You may also wonder what your options are if you run production environments in the AWS cloud already, or if you merely want to complement your existing AWS disaster recovery setup. Cloud environments can experience outages too, and you might want to look into a dedicated AWS disaster recovery solution that specifically protects AWS workloads and data.
Azure Disaster Recovery
Microsoft Azure has two important services for disaster recovery, namely Azure Site Recovery and Azure Storage.
Azure Site Recovery
Azure Site Recovery is a dedicated disaster recovery service that promises best-in-class recovery point objective (RPO) and recovery time objective (RTO); two key parameters that companies use as a guide when choosing disaster recovery policies and tools.
On-premise workloads, virtual environments, and workloads running in the cloud are all protected by failing over to a secondary location when using Azure Site Recovery. An important point about Azure Site Recovery is that the secondary site can be either in the Azure cloud or a secondary datacenter.

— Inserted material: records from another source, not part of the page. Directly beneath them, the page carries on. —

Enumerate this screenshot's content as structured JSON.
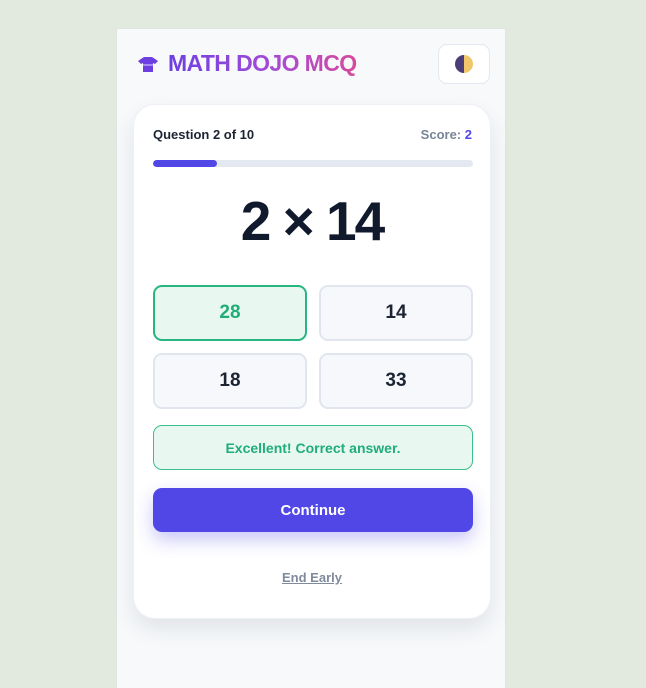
{
  "header": {
    "app_title": "MATH DOJO MCQ",
    "logo_icon": "gi-icon",
    "theme_toggle_icon": "half-moon-theme-icon"
  },
  "quiz": {
    "question_counter": "Question 2 of 10",
    "score_label": "Score:",
    "score_value": "2",
    "progress_fraction": 0.2,
    "question": "2 × 14",
    "answers": [
      {
        "label": "28",
        "state": "correct"
      },
      {
        "label": "14",
        "state": "default"
      },
      {
        "label": "18",
        "state": "default"
      },
      {
        "label": "33",
        "state": "default"
      }
    ],
    "feedback": "Excellent! Correct answer.",
    "continue_label": "Continue",
    "end_early_label": "End Early"
  },
  "colors": {
    "page_background": "#e2e9df",
    "accent": "#5147e6",
    "correct": "#1fad7a",
    "correct_background": "#e8f8f1",
    "text_dark": "#111a2c"
  }
}
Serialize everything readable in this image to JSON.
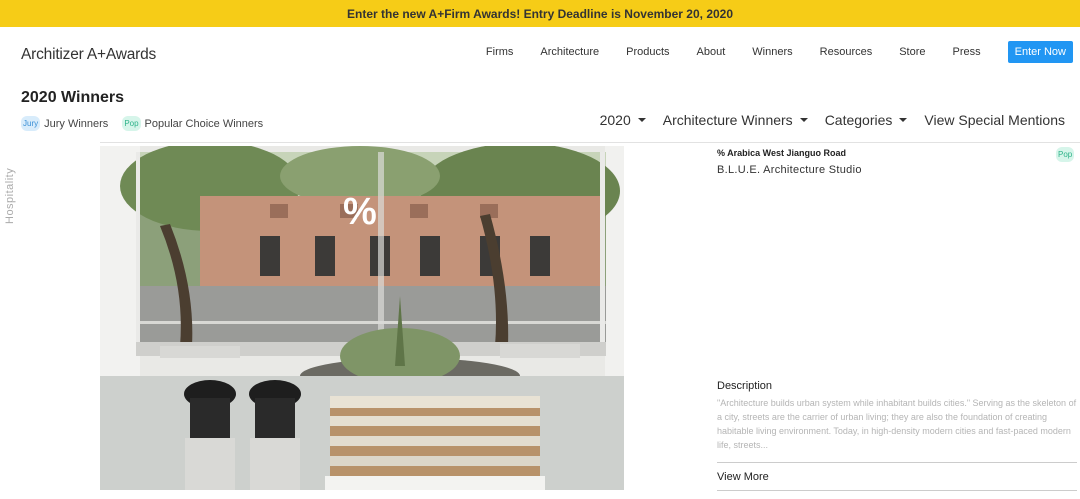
{
  "banner": {
    "text": "Enter the new A+Firm Awards! Entry Deadline is November 20, 2020"
  },
  "logo": {
    "text": "Architizer A+Awards"
  },
  "nav": {
    "links": [
      "Firms",
      "Architecture",
      "Products",
      "About",
      "Winners",
      "Resources",
      "Store",
      "Press"
    ],
    "cta": "Enter Now"
  },
  "page": {
    "title": "2020 Winners",
    "legend": {
      "jury_badge": "Jury",
      "jury_label": "Jury Winners",
      "pop_badge": "Pop",
      "pop_label": "Popular Choice Winners"
    }
  },
  "filters": {
    "year": "2020",
    "type": "Architecture Winners",
    "categories": "Categories",
    "special": "View Special Mentions"
  },
  "side_category": "Hospitality",
  "photo": {
    "sign": "%"
  },
  "project": {
    "name": "% Arabica West Jianguo Road",
    "badge": "Pop",
    "firm": "B.L.U.E. Architecture Studio",
    "description_title": "Description",
    "description": "\"Architecture builds urban system while inhabitant builds cities.\" Serving as the skeleton of a city, streets are the carrier of urban living; they are also the foundation of creating habitable living environment. Today, in high-density modern cities and fast-paced modern life, streets...",
    "view_more": "View More"
  },
  "colors": {
    "banner": "#f6cc17",
    "cta": "#2196f3",
    "jury": "#3a8fd6",
    "pop": "#2fb38a"
  }
}
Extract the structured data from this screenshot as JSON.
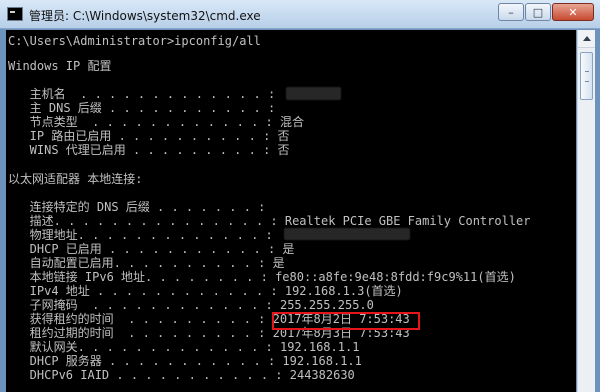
{
  "window": {
    "title": "管理员: C:\\Windows\\system32\\cmd.exe",
    "buttons": {
      "minimize": "–",
      "maximize": "□",
      "close": "✕"
    }
  },
  "console": {
    "lines": [
      "C:\\Users\\Administrator>ipconfig/all",
      "",
      "Windows IP 配置",
      "",
      "   主机名  . . . . . . . . . . . . . :",
      "   主 DNS 后缀 . . . . . . . . . . . :",
      "   节点类型  . . . . . . . . . . . . : 混合",
      "   IP 路由已启用 . . . . . . . . . . : 否",
      "   WINS 代理已启用 . . . . . . . . . : 否",
      "",
      "以太网适配器 本地连接:",
      "",
      "   连接特定的 DNS 后缀 . . . . . . . :",
      "   描述. . . . . . . . . . . . . . . : Realtek PCIe GBE Family Controller",
      "   物理地址. . . . . . . . . . . . . :",
      "   DHCP 已启用 . . . . . . . . . . . : 是",
      "   自动配置已启用. . . . . . . . . . : 是",
      "   本地链接 IPv6 地址. . . . . . . . : fe80::a8fe:9e48:8fdd:f9c9%11(首选)",
      "   IPv4 地址 . . . . . . . . . . . . : 192.168.1.3(首选)",
      "   子网掩码  . . . . . . . . . . . . : 255.255.255.0",
      "   获得租约的时间  . . . . . . . . . : 2017年8月2日 7:53:43",
      "   租约过期的时间  . . . . . . . . . : 2017年8月3日 7:53:43",
      "   默认网关. . . . . . . . . . . . . : 192.168.1.1",
      "   DHCP 服务器 . . . . . . . . . . . : 192.168.1.1",
      "   DHCPv6 IAID . . . . . . . . . . . : 244382630"
    ]
  }
}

You can use Azure cloud storage for secure geo-redundant storage of important data for backup purposes. Azure Storage replicates your data three times within a primary region while also replicating this data to a second cloud region in case the first region experiences an outage.
Azure is the most straightforward option between the two cloud providers for many businesses. Small and medium business can quite easily use and configure Azure Site Recovery as a dedicated DR solution.
However, AWS offers more in terms of customization and different configurations, which might appeal to some organizations.
Both service providers have pay as you go pricing models, helping to avoid the high upfront costs of traditional disaster recovery methods.
DR Best Practices
Regardless of your chosen option, don’t forget some of these important disaster recovery best practices:
- Frequently test your disaster recovery plan, including the tools and services you use to help with DR.
- Set up alerts that can monitor your backup environments and alert you if they experience outages.
- Cloud-based secondary disaster recovery environments should be secured using the principle of least privilege with employee user access restricted to only the resources necessary to perform their jobs.
- Orchestration tools can help to automate the deployment of applications from on-premise data centers to the cloud after a disaster.
That wraps up this article comparing AWS and Azure’s disaster recovery solutions. If disaster strikes, consider the cloud as a means of ensuring you are properly prepared to minimize its impact on your business.